> [Work order] Everything from the line containing "Extract the structured" to the end of the records should be reproduced exactly, and nothing before it.

> [The data]
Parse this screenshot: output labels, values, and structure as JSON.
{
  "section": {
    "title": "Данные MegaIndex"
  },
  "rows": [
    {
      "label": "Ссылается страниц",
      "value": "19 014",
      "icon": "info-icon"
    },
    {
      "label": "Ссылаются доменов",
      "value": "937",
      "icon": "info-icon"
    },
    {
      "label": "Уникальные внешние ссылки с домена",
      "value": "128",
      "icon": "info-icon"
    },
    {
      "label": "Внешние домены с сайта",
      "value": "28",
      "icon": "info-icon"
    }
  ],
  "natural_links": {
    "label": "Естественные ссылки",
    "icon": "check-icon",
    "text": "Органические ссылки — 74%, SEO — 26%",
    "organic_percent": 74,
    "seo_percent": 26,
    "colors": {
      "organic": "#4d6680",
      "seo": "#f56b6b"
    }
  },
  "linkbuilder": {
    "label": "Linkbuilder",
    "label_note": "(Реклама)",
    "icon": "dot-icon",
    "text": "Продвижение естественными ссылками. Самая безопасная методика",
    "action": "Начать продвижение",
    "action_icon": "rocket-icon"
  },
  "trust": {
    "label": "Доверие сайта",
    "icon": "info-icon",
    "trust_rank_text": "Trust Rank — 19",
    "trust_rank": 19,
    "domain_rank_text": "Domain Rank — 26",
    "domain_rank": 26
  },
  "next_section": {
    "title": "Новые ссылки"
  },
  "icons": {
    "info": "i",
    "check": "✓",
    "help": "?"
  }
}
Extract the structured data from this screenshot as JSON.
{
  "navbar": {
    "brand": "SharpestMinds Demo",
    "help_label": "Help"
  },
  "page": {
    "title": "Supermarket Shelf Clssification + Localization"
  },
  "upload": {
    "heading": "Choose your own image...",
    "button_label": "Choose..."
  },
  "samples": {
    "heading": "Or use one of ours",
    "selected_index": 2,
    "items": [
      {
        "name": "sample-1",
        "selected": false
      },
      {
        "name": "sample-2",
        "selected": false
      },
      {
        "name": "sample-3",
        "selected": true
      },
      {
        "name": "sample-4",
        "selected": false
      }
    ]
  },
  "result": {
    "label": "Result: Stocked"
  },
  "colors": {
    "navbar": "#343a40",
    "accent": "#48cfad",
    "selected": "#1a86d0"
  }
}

> [Your response]
Extract the structured data from this screenshot as JSON.
{
  "navbar": {
    "brand": "SharpestMinds Demo",
    "help_label": "Help"
  },
  "page": {
    "title": "Supermarket Shelf Clssification + Localization"
  },
  "upload": {
    "heading": "Choose your own image...",
    "button_label": "Choose..."
  },
  "samples": {
    "heading": "Or use one of ours",
    "selected_index": 2,
    "items": [
      {
        "name": "sample-1",
        "selected": false
      },
      {
        "name": "sample-2",
        "selected": false
      },
      {
        "name": "sample-3",
        "selected": true
      },
      {
        "name": "sample-4",
        "selected": false
      }
    ]
  },
  "result": {
    "label": "Result: Stocked"
  },
  "colors": {
    "navbar": "#343a40",
    "accent": "#48cfad",
    "selected": "#1a86d0"
  }
}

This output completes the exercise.